Copyright © The Malta Historical Society, 2005.

Source: Melita Historica : Journal of the Malta Historical Society. 6(1975)4(443-444)

ANTHONY JOSEPH BORG, The Reform of the Council of Trent in Malta and Gozo. “Il-Ħajja” Printing Press, Malta 1975, XII-83 pp.

The subject chosen by Fr Borg is certainly very interesting, and quite original and important as far as Maltese History is concerned. Trent has been a major religious, social and political event in European History. At least since Hubert Jedin’s studies some twenty years ago, that famous Council (1545-1563) has been looked upon as a positive attempt on the part of the Catholic Church to rise to the occasion and organise itself better and more efficiently, thus accepting widespread, internal trends for renewal which had long preceded the spread of Lutheranism. Quite rightly I suppose, historians have recently tended to speak of Catholic Reform rather than Counter-Reformation.

The present publication, which is an extract from a thesis submitted to the local Faculty of Theology for the Doctorate in Divinity, deals [p.444] mainly, or rather only, with the Tridentine disciplinary measures as they were adopted by the bishops, the clergy and the faithful of Malta and Gozo (see p. 4). Fr Borg has gleaned a lot of interesting details from the Apostolic and Pastoral Visits, preserved in the Archbishop’s Curia, and, to a lesser extent, from parochial archives. His most important source has been, naturally enough, the complete records of the first Apostolic Visit to Malta in 1575 — itself an off-shoot of the Council of Trent, a worthy example of the new spirit which prevailed in the Catholic Church. Mgr Duzina was sent over to Malta (not at the request of the local Authorities!) to see for himself how far the decrees of Trent had been put into practice in Malta, and eventually to help in introducing or establishing them further. Generally it seems that these reforms or most of them were introduced at an early date by the local bishops, despite their intermittent quarrels with the Grand Masters and members of the higher clergy. In a small, secluded Catholic community like Malta, the reforms of Trent naturally tended to endure through the centuries, and at times the Author seems to be at a loss as to how far he should trace the development of the spirit and the enactments of Trent in this country!

Fr Borg, I repeat, has collected very interesting data on an important subject.
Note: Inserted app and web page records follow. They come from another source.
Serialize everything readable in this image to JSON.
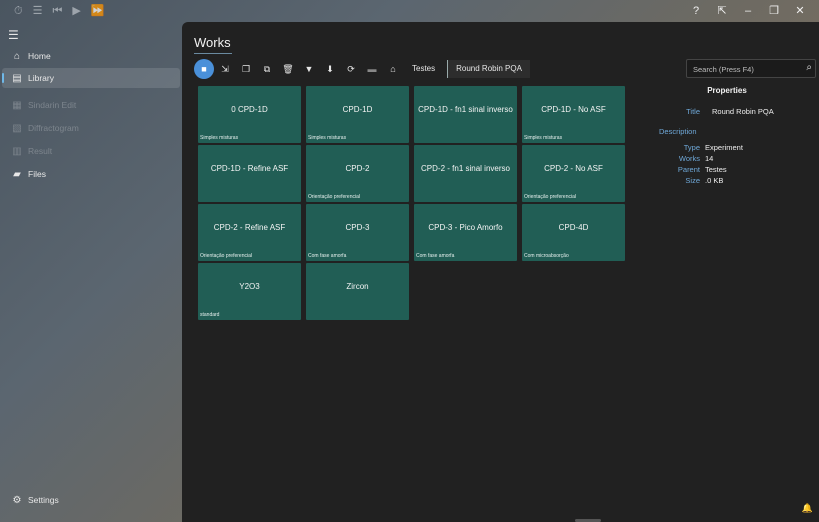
{
  "window": {
    "playback_icons": [
      "hamburger-icon",
      "timer-icon",
      "playlist-icon",
      "skip-back-icon",
      "play-icon",
      "fast-forward-icon"
    ],
    "controls": {
      "help": "?",
      "compact": "⇱",
      "minimize": "–",
      "maximize": "❐",
      "close": "✕"
    }
  },
  "sidebar": {
    "items": [
      {
        "label": "Home",
        "icon": "home-icon",
        "glyph": "⌂",
        "state": "normal"
      },
      {
        "label": "Library",
        "icon": "library-icon",
        "glyph": "▤",
        "state": "active"
      },
      {
        "label": "Sindarin Edit",
        "icon": "edit-icon",
        "glyph": "▦",
        "state": "disabled"
      },
      {
        "label": "Diffractogram",
        "icon": "chart-icon",
        "glyph": "▧",
        "state": "disabled"
      },
      {
        "label": "Result",
        "icon": "result-icon",
        "glyph": "▥",
        "state": "disabled"
      },
      {
        "label": "Files",
        "icon": "folder-icon",
        "glyph": "▰",
        "state": "normal"
      }
    ],
    "settings_label": "Settings"
  },
  "main": {
    "title": "Works",
    "breadcrumbs": [
      "Testes",
      "Round Robin PQA"
    ],
    "search_placeholder": "Search (Press F4)"
  },
  "tiles": [
    {
      "title": "0 CPD-1D",
      "subtitle": "Simples misturas"
    },
    {
      "title": "CPD-1D",
      "subtitle": "Simples misturas"
    },
    {
      "title": "CPD-1D - fn1 sinal inverso",
      "subtitle": ""
    },
    {
      "title": "CPD-1D - No ASF",
      "subtitle": "Simples misturas"
    },
    {
      "title": "CPD-1D - Refine ASF",
      "subtitle": ""
    },
    {
      "title": "CPD-2",
      "subtitle": "Orientação preferencial"
    },
    {
      "title": "CPD-2 - fn1 sinal inverso",
      "subtitle": ""
    },
    {
      "title": "CPD-2 - No ASF",
      "subtitle": "Orientação preferencial"
    },
    {
      "title": "CPD-2 - Refine ASF",
      "subtitle": "Orientação preferencial"
    },
    {
      "title": "CPD-3",
      "subtitle": "Com fase amorfa"
    },
    {
      "title": "CPD-3 - Pico Amorfo",
      "subtitle": "Com fase amorfa"
    },
    {
      "title": "CPD-4D",
      "subtitle": "Com microabsorção"
    },
    {
      "title": "Y2O3",
      "subtitle": "standard"
    },
    {
      "title": "Zircon",
      "subtitle": ""
    }
  ],
  "properties": {
    "heading": "Properties",
    "title_key": "Title",
    "title_value": "Round Robin PQA",
    "description_key": "Description",
    "type_key": "Type",
    "type_value": "Experiment",
    "works_key": "Works",
    "works_value": "14",
    "parent_key": "Parent",
    "parent_value": "Testes",
    "size_key": "Size",
    "size_value": ".0 KB"
  },
  "colors": {
    "tile": "#215e55",
    "accent": "#4a90d9",
    "key": "#6fa8d8",
    "panel": "#212121"
  }
}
I hope someone will one day give us a critical study in social history and assess the effect Trent exerted on the religious and practical life of the Maltese people.

G. Mangion